**WHAT NEEDS TO BE DONE**: Each line in the records that mentions the word "部门管理" needs to be listed.

**RECORDS FOR THIS TASK**:
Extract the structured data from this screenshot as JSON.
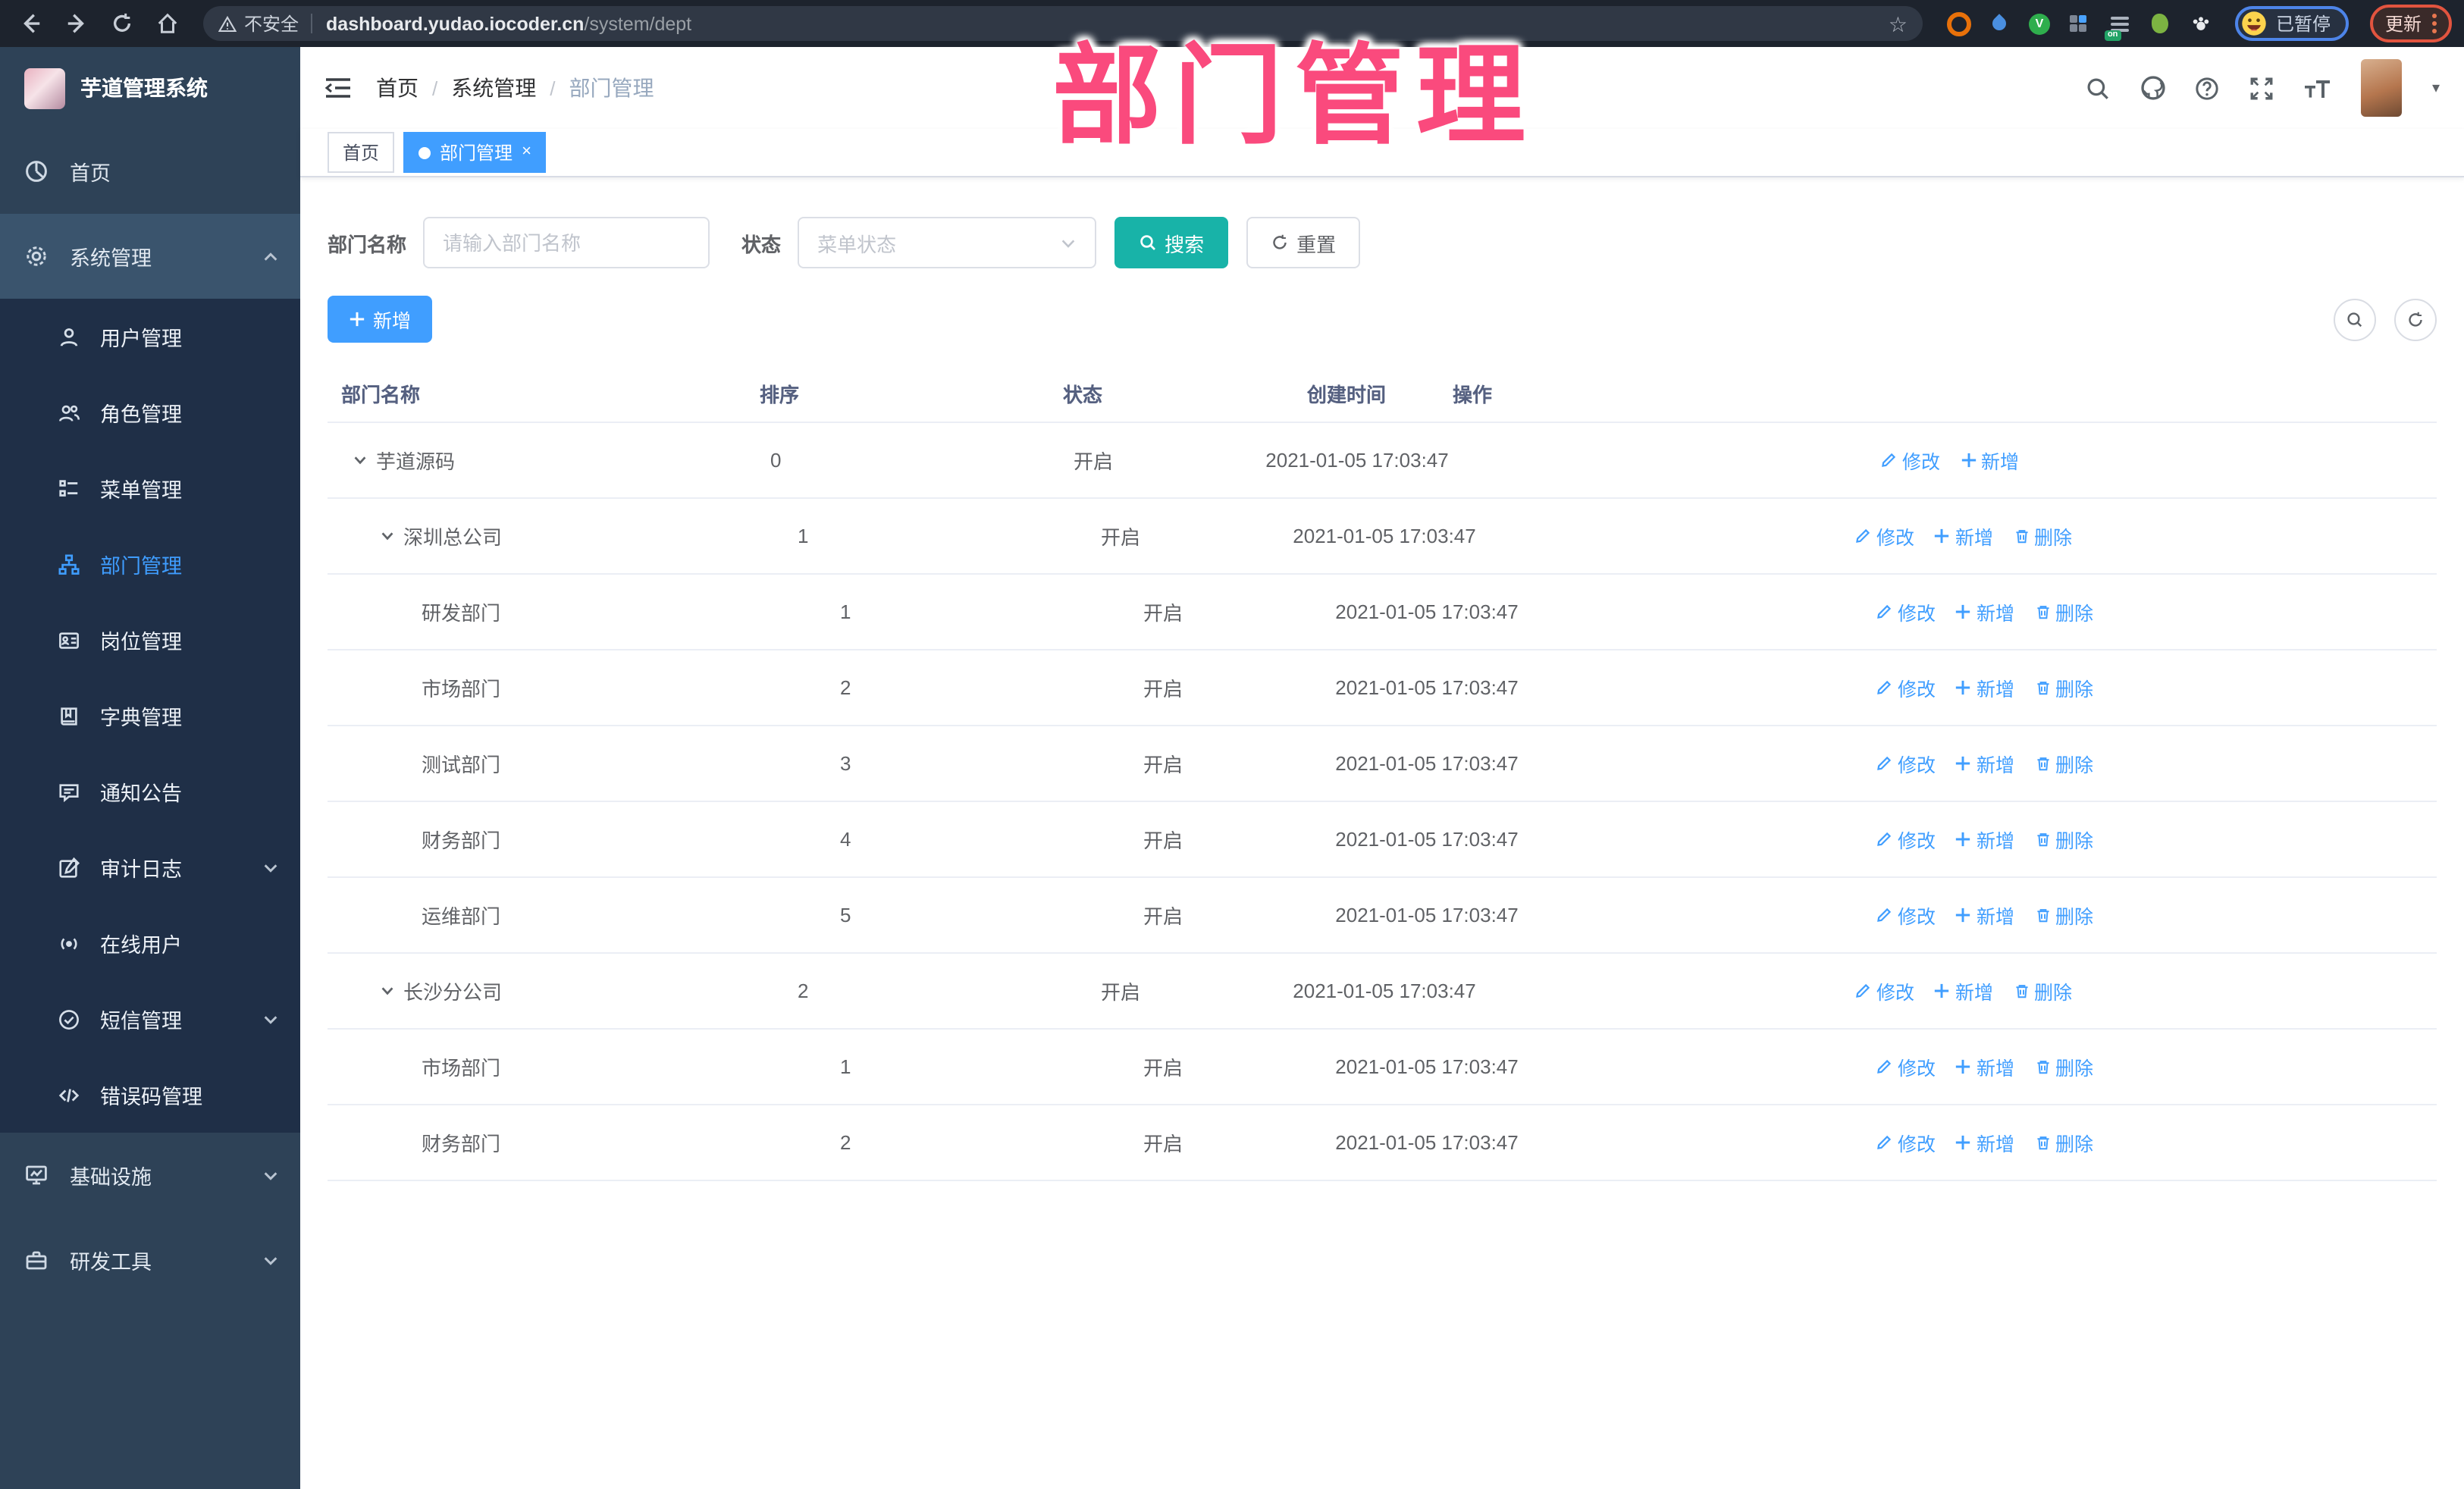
{
  "overlay_title": "部门管理",
  "browser": {
    "security_label": "不安全",
    "url_domain": "dashboard.yudao.iocoder.cn",
    "url_path": "/system/dept",
    "extension_badge": "on",
    "extension_v": "V",
    "profile_status": "已暂停",
    "update_label": "更新"
  },
  "sidebar": {
    "app_title": "芋道管理系统",
    "home": "首页",
    "system": "系统管理",
    "sub": [
      "用户管理",
      "角色管理",
      "菜单管理",
      "部门管理",
      "岗位管理",
      "字典管理",
      "通知公告",
      "审计日志",
      "在线用户",
      "短信管理",
      "错误码管理"
    ],
    "infra": "基础设施",
    "devtools": "研发工具"
  },
  "navbar": {
    "breadcrumb": [
      "首页",
      "系统管理",
      "部门管理"
    ]
  },
  "tabs": {
    "home": "首页",
    "active": "部门管理"
  },
  "search": {
    "dept_label": "部门名称",
    "dept_placeholder": "请输入部门名称",
    "status_label": "状态",
    "status_placeholder": "菜单状态",
    "search_label": "搜索",
    "reset_label": "重置"
  },
  "toolbar": {
    "add_label": "新增"
  },
  "table": {
    "headers": [
      "部门名称",
      "排序",
      "状态",
      "创建时间",
      "操作"
    ],
    "action_labels": {
      "edit": "修改",
      "add": "新增",
      "delete": "删除"
    },
    "rows": [
      {
        "name": "芋道源码",
        "level": 0,
        "expandable": true,
        "sort": "0",
        "status": "开启",
        "time": "2021-01-05 17:03:47",
        "actions": [
          "edit",
          "add"
        ]
      },
      {
        "name": "深圳总公司",
        "level": 1,
        "expandable": true,
        "sort": "1",
        "status": "开启",
        "time": "2021-01-05 17:03:47",
        "actions": [
          "edit",
          "add",
          "delete"
        ]
      },
      {
        "name": "研发部门",
        "level": 2,
        "expandable": false,
        "sort": "1",
        "status": "开启",
        "time": "2021-01-05 17:03:47",
        "actions": [
          "edit",
          "add",
          "delete"
        ]
      },
      {
        "name": "市场部门",
        "level": 2,
        "expandable": false,
        "sort": "2",
        "status": "开启",
        "time": "2021-01-05 17:03:47",
        "actions": [
          "edit",
          "add",
          "delete"
        ]
      },
      {
        "name": "测试部门",
        "level": 2,
        "expandable": false,
        "sort": "3",
        "status": "开启",
        "time": "2021-01-05 17:03:47",
        "actions": [
          "edit",
          "add",
          "delete"
        ]
      },
      {
        "name": "财务部门",
        "level": 2,
        "expandable": false,
        "sort": "4",
        "status": "开启",
        "time": "2021-01-05 17:03:47",
        "actions": [
          "edit",
          "add",
          "delete"
        ]
      },
      {
        "name": "运维部门",
        "level": 2,
        "expandable": false,
        "sort": "5",
        "status": "开启",
        "time": "2021-01-05 17:03:47",
        "actions": [
          "edit",
          "add",
          "delete"
        ]
      },
      {
        "name": "长沙分公司",
        "level": 1,
        "expandable": true,
        "sort": "2",
        "status": "开启",
        "time": "2021-01-05 17:03:47",
        "actions": [
          "edit",
          "add",
          "delete"
        ]
      },
      {
        "name": "市场部门",
        "level": 2,
        "expandable": false,
        "sort": "1",
        "status": "开启",
        "time": "2021-01-05 17:03:47",
        "actions": [
          "edit",
          "add",
          "delete"
        ]
      },
      {
        "name": "财务部门",
        "level": 2,
        "expandable": false,
        "sort": "2",
        "status": "开启",
        "time": "2021-01-05 17:03:47",
        "actions": [
          "edit",
          "add",
          "delete"
        ]
      }
    ]
  },
  "colors": {
    "accent_blue": "#409eff",
    "search_teal": "#18b3a8",
    "annotation_pink": "#fa4a7d"
  }
}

**ANSWER FOR THE TASK**:
  "overlay_title": "部门管理",
      "部门管理",
      "部门管理"
    "active": "部门管理"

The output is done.